The Prince’s actions (albeit indirectly) influence Danielle to disguise as a courtier and attempt to save Maurice. Even then, the Prince is the one must help Danielle by stopping the cart from moving on and demand that the servant be released. He is the one, not Danielle, who saves the servant.
Mar 29, · One of the key differences in the movie is that there is no fairy godmother, no sort of fantastical outside assistance at all. The Cinderella character – Danielle de Barbarac, is in control of her own fate. Cinderella vs.
Danielle de Barbarac Throughout history, women have been portrayed as the weaker sex. Truthfully, many women are just as physically and emotionally strong as men. Cinderella’s strengths have been shown in the movies Ever After and Cinderella.

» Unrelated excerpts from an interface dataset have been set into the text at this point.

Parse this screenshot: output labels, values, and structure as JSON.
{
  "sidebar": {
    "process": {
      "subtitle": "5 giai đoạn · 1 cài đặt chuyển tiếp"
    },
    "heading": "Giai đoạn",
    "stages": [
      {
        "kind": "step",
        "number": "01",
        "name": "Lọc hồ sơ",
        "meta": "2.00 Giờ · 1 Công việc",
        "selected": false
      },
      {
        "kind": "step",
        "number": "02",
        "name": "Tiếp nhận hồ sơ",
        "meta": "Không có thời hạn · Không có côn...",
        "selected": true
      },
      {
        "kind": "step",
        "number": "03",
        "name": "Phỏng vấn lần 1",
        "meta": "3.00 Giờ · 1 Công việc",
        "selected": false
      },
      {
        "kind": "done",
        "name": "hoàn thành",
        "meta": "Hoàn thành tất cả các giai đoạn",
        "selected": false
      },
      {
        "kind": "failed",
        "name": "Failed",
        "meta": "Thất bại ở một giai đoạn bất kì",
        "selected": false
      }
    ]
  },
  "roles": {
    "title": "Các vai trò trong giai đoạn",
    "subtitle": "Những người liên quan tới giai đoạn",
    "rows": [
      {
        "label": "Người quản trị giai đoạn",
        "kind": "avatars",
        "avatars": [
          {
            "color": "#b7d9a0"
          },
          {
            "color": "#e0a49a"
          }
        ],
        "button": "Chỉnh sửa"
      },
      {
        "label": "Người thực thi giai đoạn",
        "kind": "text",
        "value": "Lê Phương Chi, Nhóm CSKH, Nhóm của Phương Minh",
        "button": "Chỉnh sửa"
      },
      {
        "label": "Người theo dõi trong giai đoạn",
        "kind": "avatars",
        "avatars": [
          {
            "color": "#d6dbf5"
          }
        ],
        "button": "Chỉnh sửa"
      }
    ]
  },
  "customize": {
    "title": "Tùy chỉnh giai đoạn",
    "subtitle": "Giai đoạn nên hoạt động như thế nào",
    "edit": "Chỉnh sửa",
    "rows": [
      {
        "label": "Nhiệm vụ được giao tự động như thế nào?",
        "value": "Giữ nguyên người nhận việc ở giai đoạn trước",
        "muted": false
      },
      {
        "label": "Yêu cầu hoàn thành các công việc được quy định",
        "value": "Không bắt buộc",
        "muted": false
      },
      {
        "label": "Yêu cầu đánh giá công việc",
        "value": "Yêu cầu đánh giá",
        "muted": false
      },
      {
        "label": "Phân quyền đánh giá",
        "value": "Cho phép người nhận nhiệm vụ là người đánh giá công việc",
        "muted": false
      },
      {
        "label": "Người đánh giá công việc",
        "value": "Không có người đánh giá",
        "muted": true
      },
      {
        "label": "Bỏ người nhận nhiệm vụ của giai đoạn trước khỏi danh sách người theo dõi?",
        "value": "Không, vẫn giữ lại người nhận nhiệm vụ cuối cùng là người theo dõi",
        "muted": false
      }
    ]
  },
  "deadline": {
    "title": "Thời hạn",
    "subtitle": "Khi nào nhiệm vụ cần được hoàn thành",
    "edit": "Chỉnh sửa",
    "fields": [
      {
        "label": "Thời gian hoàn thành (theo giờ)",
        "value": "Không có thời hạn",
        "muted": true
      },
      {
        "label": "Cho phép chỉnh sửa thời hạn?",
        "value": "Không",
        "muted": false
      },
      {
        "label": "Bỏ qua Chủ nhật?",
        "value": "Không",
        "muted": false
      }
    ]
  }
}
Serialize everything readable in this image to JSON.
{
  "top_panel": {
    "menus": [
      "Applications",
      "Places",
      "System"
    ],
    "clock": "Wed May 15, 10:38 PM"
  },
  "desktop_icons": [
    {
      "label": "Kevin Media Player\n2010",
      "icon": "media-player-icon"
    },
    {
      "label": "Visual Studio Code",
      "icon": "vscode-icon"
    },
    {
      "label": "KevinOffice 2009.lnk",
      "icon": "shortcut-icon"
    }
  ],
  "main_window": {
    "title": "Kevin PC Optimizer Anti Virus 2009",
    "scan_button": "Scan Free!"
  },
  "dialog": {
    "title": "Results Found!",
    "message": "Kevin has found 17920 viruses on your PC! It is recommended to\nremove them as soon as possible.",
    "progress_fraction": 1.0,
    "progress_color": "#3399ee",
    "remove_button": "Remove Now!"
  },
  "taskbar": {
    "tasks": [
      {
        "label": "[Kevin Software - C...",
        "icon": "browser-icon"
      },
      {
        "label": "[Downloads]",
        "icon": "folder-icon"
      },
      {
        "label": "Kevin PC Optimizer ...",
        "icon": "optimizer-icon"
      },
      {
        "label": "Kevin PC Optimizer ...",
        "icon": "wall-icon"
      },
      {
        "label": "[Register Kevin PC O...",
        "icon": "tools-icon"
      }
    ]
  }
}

Danielle de Barbarac (Drew Barrymore) is the beloved only child of the widowed Auguste de Barbarac and his late wife, Nicole de Lancret. When she is eight years old, he remarries the Baroness Rodmilla de Ghent (Anjelica Huston), and brings her home along with her two daughters, spoiled and cruel Marguerite and gentle but weak-willed .A comparison of cinderella and danielle de barbarac in literature